Living with bipolar disorder is not a game. It’s not something you can ignore or excuse. More and more people are being diagnosed with it every day. It shows up as early age 15 and can occur late in life. Life altering changes, depression, and periods of sleeplessness are some of the things that can bring on an episode. Bipolar disorder used to be known as manic depressive disorder or manic depression. It’s a serious mental illness that can lead to risky behaviors, damaged relationships or careers, and even suicidal tendencies. You have severe mood swings from being very high with euphoria (mania) to being really down with depression. It is very disruptive to people’s lives with a person being either in a manic phase and being productive or in a depressive mood and being suicidal.
I live with bipolar disorder every day. I have had risky behavior with not being responsible, with sex, and with spending money. It got so bad my family had to intervene and make things right by getting me help. I’ve had episodes since I was a teenager and didn’t know that was what was going on with me. Back then you were locked up in a mental institute and given treatments that didn’t work well and usually ended up with the person being ill for the rest of their life. Being scared of that it went unchecked until later. I was diagnosed in 2004, and since then have gotten the help I needed and have come a long way. I went through therapy and many different types of medications to find the right one. Now I have a good support system with my family, my boyfriend, and my doctors. I take medications like Risperidone, Cymbalta, and Geodon. I go to Psychotherapy which is “talk” therapy and to group therapy weekly. I tend to have more depressive periods than mania. When I have periods of mania, I don’t realize that’s what is happening. When I go through periods of depression, I react very negatively towards things. Sometimes I get suicidal or want to harm myself or I just get very reclusive.
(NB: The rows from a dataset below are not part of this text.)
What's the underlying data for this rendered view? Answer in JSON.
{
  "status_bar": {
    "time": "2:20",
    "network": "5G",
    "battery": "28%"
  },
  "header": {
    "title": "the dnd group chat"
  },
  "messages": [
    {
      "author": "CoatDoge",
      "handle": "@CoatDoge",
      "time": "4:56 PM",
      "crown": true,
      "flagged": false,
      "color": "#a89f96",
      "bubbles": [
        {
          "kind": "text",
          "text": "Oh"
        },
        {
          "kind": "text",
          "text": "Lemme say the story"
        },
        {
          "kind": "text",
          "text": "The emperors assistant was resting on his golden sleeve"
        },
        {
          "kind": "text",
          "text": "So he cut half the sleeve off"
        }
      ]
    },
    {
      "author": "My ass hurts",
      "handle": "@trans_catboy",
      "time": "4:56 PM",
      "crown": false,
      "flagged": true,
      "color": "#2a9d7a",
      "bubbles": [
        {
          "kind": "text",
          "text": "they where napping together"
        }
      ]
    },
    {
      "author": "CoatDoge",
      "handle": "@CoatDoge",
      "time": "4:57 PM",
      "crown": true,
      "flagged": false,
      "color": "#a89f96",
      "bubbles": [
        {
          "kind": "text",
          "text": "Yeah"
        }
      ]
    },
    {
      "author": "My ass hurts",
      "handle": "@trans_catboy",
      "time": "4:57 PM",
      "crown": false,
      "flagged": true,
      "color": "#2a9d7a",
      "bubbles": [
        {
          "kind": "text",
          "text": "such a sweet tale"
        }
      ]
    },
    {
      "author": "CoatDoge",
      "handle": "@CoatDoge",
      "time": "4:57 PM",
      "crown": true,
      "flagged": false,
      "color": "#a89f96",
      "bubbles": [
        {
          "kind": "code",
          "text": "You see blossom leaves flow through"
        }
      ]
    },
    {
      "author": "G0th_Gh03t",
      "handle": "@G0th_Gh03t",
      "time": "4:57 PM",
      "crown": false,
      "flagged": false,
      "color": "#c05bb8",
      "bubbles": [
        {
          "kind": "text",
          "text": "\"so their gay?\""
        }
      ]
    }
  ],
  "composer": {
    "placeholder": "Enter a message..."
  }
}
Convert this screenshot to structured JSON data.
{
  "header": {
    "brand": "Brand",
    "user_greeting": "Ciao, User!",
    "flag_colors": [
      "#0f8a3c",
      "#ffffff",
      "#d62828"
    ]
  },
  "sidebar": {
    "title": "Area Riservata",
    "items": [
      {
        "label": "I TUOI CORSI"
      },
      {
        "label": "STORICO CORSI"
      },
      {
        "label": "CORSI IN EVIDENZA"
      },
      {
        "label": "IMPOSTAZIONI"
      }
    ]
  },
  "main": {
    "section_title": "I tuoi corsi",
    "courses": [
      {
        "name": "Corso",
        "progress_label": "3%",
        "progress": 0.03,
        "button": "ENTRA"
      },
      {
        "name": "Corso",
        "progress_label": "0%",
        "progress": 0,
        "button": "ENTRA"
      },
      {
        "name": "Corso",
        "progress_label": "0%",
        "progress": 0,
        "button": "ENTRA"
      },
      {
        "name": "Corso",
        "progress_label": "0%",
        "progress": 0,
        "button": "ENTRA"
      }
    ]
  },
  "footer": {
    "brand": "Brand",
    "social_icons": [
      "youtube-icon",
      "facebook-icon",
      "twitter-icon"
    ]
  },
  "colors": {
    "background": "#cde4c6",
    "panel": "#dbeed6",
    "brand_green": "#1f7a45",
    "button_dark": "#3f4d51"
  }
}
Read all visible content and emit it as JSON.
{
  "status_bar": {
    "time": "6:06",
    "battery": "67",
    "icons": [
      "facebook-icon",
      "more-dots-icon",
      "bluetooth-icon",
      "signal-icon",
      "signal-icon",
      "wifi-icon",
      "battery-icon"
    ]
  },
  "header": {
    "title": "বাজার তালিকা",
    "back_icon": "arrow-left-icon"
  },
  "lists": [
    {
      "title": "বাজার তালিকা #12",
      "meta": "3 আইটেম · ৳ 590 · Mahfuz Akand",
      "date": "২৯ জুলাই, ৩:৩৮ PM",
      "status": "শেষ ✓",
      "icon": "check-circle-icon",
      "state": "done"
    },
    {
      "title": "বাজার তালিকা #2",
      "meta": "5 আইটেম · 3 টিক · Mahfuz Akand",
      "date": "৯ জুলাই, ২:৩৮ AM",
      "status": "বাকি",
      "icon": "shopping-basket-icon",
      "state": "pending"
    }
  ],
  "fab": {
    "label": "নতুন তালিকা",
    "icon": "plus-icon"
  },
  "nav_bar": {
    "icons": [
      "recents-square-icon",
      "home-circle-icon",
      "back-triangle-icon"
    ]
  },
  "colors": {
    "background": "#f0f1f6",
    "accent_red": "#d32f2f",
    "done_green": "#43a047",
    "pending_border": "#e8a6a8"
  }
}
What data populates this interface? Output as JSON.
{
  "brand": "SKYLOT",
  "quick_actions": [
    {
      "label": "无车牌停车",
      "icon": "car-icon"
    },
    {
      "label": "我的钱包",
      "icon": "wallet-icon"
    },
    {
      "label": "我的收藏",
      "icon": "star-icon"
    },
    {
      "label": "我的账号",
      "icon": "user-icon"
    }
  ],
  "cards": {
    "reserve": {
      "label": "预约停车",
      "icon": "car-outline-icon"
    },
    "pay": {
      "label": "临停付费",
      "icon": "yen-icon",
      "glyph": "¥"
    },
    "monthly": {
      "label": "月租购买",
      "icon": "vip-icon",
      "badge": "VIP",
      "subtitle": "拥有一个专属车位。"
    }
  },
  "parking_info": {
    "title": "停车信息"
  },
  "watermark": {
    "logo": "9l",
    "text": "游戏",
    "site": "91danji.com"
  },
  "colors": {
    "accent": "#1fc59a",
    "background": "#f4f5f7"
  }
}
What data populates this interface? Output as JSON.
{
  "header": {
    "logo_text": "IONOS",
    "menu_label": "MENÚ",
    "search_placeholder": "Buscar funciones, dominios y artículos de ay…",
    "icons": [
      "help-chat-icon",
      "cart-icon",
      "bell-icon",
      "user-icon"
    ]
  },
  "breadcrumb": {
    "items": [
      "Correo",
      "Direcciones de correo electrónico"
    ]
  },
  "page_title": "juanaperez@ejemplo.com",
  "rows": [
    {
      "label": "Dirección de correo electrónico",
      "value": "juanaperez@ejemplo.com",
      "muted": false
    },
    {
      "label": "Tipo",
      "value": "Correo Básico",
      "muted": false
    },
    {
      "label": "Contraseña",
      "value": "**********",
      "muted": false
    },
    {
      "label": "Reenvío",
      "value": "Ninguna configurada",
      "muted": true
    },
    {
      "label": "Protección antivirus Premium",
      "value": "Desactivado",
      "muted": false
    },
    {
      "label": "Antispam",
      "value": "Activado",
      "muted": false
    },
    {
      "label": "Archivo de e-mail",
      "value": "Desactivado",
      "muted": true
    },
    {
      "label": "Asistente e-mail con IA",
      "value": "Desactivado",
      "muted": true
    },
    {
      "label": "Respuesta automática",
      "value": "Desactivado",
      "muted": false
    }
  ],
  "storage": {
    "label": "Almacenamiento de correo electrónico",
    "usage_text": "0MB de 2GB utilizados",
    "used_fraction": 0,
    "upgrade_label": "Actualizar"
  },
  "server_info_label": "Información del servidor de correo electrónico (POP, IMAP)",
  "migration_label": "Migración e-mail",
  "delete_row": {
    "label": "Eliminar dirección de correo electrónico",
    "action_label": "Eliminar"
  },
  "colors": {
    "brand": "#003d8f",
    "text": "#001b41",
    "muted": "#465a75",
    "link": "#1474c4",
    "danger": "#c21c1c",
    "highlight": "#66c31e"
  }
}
Either way it’s not a good way to be. For the most part that is under control and not a problem for me.
With the right combination of medicines, therapy, and a good support system you can get better. Not everybody gets help with this disorder and they go through life out of kilter with the rest of the world suffering when there’s a solution. I can recognize now when I’m having manic or depressive stages and can get the help I need. Sometimes it’s a loved one who recognizes it and informs me and the doctors. I don’t get “thrown in a hospital” or “locked up.” I get sensitive responses to my needs and work on a program to getting better. I’m still not able to teach like I used to or work a regular job, but I work on art and create things to sell or give as gifts. I get out being with other people and socializing. I keep up my home and spend time with my loved ones. My daughter is grown and living her life, but we still keep in touch and visit often. As someone with bipolar, I know things can be tough, but I have learned with the right help life gets better.